December 06, 2019
By Laura Simpson Reeves
The 25th United Nations Framework Convention on Climate Change Conference of the Parties (UNFCCC COP 25) is currently underway in Madrid, Spain. Originally to be hosted in Santiago, Chile, the last-minute decision to move the meeting to Spain has negatively impacted the ability of Indigenous Peoples, particularly those based in the Global South, to fully participate. However, Indigenous delegates are reporting live from Madrid to share updates with those who were unable to attend.
“At this Conference of the Parties, otherwise known as COP, the state governments come together from all around the world to talk about negotiate different aspects of the Paris [Agreement] Rulebook,” Janene Yazzie (Navajo/Diné), sustainable development coordinator for International Indian Treaty Council and co-convenor of the Indigenous Peoples Major Group, said in a video posted on Facebook. “That is really important for us as Indigenous Peoples because these states are making commitments and setting standards they will then follow - we hope - to address climate change.”

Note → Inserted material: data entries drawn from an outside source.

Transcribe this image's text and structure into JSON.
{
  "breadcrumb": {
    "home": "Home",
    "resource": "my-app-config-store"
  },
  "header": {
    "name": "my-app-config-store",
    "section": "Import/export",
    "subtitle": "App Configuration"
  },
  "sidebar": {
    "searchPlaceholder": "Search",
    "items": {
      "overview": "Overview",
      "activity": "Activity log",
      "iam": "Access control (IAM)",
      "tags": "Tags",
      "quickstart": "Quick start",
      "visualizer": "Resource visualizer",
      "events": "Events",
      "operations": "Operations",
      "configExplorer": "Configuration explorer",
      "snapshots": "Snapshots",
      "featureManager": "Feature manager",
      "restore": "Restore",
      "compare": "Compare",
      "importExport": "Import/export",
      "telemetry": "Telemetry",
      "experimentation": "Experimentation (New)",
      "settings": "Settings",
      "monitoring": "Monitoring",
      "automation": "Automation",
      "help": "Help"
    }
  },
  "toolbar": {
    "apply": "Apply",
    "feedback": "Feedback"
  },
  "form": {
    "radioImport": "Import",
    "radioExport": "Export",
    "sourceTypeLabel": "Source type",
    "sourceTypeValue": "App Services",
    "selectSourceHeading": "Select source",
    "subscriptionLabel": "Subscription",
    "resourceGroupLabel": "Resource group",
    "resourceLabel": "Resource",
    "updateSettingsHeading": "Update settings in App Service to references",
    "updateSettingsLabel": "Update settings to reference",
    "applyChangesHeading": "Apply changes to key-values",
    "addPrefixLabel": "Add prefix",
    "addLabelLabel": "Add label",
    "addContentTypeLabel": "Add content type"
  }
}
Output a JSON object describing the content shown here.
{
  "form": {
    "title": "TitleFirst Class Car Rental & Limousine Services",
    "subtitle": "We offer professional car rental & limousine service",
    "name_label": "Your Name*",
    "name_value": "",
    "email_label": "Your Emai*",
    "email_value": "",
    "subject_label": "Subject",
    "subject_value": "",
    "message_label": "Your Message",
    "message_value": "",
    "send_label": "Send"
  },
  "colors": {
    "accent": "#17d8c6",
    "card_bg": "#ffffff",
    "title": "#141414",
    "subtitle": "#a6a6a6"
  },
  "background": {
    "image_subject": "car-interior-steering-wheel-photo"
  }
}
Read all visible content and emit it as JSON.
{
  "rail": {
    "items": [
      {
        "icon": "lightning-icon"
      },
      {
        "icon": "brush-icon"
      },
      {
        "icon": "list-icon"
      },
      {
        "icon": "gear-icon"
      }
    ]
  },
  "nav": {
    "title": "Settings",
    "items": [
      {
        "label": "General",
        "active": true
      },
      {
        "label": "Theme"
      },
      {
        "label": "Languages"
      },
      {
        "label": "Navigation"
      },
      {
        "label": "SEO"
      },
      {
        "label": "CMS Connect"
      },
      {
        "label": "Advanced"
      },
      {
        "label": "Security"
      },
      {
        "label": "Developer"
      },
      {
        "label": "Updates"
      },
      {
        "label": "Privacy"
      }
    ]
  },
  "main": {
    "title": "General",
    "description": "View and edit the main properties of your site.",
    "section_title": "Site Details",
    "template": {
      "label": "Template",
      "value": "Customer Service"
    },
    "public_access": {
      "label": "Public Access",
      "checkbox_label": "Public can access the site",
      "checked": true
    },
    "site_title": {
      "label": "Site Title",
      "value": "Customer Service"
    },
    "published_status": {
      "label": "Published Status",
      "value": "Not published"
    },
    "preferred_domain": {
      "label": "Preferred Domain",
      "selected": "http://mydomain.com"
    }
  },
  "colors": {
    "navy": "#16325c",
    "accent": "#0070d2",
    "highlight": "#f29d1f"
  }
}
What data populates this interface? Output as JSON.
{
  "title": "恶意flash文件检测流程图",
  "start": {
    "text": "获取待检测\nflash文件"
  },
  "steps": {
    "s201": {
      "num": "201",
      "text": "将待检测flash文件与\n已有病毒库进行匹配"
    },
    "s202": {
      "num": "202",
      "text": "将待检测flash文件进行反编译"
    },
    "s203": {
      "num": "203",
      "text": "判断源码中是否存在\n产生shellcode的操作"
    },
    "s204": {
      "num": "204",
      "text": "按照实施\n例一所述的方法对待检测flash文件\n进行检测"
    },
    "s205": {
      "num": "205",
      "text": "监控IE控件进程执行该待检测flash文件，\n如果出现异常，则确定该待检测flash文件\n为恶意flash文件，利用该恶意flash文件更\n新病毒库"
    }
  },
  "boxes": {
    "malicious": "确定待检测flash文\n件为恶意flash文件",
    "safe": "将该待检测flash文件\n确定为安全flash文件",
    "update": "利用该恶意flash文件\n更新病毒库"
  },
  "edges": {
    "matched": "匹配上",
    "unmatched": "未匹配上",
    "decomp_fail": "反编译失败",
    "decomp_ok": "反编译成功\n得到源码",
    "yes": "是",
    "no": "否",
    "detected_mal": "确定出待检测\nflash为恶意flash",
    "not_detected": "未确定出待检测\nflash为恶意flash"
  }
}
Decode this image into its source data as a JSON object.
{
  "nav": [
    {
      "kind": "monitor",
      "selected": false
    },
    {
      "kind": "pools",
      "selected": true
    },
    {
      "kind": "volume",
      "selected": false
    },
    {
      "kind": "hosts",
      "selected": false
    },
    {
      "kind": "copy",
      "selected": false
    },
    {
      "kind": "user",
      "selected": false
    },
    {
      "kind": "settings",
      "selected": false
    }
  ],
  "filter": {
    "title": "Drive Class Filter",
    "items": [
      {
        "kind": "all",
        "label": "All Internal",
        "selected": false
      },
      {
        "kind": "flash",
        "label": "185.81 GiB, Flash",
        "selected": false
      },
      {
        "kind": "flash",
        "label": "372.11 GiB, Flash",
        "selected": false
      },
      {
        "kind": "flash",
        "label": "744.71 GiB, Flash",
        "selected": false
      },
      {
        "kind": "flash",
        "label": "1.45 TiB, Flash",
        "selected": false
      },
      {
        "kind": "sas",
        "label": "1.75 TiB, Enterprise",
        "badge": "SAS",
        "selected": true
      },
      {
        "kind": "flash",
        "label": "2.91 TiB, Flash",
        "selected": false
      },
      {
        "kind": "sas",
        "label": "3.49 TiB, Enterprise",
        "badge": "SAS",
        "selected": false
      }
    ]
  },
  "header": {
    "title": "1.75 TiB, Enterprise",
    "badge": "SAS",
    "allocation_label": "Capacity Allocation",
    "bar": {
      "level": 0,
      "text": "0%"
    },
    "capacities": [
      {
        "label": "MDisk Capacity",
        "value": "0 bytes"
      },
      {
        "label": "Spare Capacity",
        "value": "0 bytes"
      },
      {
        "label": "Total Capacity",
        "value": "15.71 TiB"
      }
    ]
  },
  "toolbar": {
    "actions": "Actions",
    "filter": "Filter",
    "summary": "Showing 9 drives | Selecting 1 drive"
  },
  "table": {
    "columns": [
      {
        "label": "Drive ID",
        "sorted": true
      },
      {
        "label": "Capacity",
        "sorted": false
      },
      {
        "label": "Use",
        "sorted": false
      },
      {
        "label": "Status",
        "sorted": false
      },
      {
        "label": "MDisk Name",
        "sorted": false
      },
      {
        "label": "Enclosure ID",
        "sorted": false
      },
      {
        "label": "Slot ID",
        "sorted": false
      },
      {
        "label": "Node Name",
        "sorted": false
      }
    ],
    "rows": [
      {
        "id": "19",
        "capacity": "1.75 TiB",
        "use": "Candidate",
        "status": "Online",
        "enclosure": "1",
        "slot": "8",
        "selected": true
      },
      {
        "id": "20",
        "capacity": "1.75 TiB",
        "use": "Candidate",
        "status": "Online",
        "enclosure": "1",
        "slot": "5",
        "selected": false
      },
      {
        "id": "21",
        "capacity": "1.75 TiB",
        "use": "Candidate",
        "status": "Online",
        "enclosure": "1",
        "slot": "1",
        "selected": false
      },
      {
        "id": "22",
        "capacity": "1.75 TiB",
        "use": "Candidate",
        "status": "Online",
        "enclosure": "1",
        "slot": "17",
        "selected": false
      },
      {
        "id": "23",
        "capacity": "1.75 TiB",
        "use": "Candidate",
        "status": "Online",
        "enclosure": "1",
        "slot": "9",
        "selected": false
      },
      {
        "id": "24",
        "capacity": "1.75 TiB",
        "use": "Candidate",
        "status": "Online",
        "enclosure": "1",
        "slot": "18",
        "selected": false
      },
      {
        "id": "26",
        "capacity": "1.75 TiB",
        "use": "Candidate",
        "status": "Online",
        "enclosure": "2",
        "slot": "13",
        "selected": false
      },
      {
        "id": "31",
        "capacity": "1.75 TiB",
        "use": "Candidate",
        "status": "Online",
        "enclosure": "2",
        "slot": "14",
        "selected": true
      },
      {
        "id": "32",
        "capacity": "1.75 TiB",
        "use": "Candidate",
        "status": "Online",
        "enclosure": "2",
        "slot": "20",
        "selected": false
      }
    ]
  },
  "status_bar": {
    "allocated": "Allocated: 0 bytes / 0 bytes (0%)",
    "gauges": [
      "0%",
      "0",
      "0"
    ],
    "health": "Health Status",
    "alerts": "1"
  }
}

“Even though Indigenous Peoples only make up five percent of the world population, we protect 80 percent of the world’s biological diversity, and we are also one of the most vulnerable groups on the front lines of climate change,” explained Yazzie. “Indigenous Peoples being in these spaces [like COP] means that we are not so easily ignored or erased and it means that we can actually push for language that recognises the values, the voices, and the contributions of our Indigenous Peoples from around the globe.”
An historical pact, known as the Paris Agreement, was made in December 2015, when the Parties to the UNFCCC agreed to substantially reduce global greenhouse emissions and to limit global temperature rise to 2 degrees Celsius above pre-industrial levels, while also pursuing means to limit it to 1.5 degrees Celsius. To date, 187 of the 197 Parties to the UNFCCC have ratified the agreement. The Paris Agreement Rulebook is a set of guidelines and processes for countries to follow to achieve these targets. While most of the rules were agreed upon at last year’s COP in Katowice, Poland, a few were left unresolved. One of these was Article Six.
Photo: Ta'Kaiya Blaney (Tla A'min Nation) at a Fridays For Future student press conference at COP25 (right). Photo by John Englart.
“Right now, the big thing [for the Indigenous delegation at COP25] is Article Six,” Eriel Deranger (Athabasca Chipewyan), executive director of Indigenous Climate Action, reported via a Facebook video. Part of the Paris Agreement, what forms Article Six will essentially determine how or whether countries can - or cannot - use international carbon markets to achieve their emission targets. “There is no human or Indigenous rights safeguards and it’s just wholly being framed as a market-based solution,” said Deranger. “As Indigenous Peoples this puts us at risk and it is time for us to take a stand and say no carbon markets, and we need rights-based safeguards for our Indigenous Peoples and human rights throughout the entire document.”
“We find ourselves now at a real tipping point”, Andrea Carmen (Yaqui), executive director of International Indian Treaty Council, and North America representative of the Facilitative Working Group, said in a video posted by the Indigenous Climate Action Network. “What [a carbon market system] does,” she explained, “is allows polluters to trade credits...so they can continue with projects that create greenhouse gases and emissions.” This has been called a ‘false solution’ by many Indigenous Peoples as not only does it not really reduce global emissions, but also threatens the rights of Indigenous Peoples. “Without rights, safeguards, for these kinds of schemes, Indigenous Peoples in the North or in places where mining is taking place, or deforestation, basically have no protection in the Convention,” Carmen said. “This major threat to Indigenous People’s rights could slide through without any safeguards whatsoever. So this is a major focus of the Indigenous caucus here.”
Photo courtesy of Friends of the Earth International.
In some positive news, the two-year Work Plan proposed by the Facilitative Working Group has been adopted on Day 3. The Facilitative Working Group was established at last year’s COP to honor linkages to human rights and Indigenous rights and facilitate the implementation of the Local Communities and Indigenous Peoples Platform (LCIPP). According to the UNFCCC, the LCIPP was established to “strengthen the knowledge, technologies, practices, and efforts of local communities and indigenous peoples (sic) related to addressing and responding to climate change.” More importantly, the LCIPP Facilitative Working Group is “the first ever body to be created in which Indigenous Peoples select their own representatives to sit in equal representation and authority with the states,” explained Yazzie in an update video on Facebook.
It Takes Roots, an alliance of more than 200 organizations across the U.S. and Canada, has declared 5 December as No Carbon Markets Day. This will be a key day of action at COP25, with movements hosting a number of events. A live webinar highlighting community solutions from the frontlines will happen at 11am PST. Register here for more information.
COP25 will run from December 2-13, 2019.
Top Photo courtesy of Friends of the Earth International.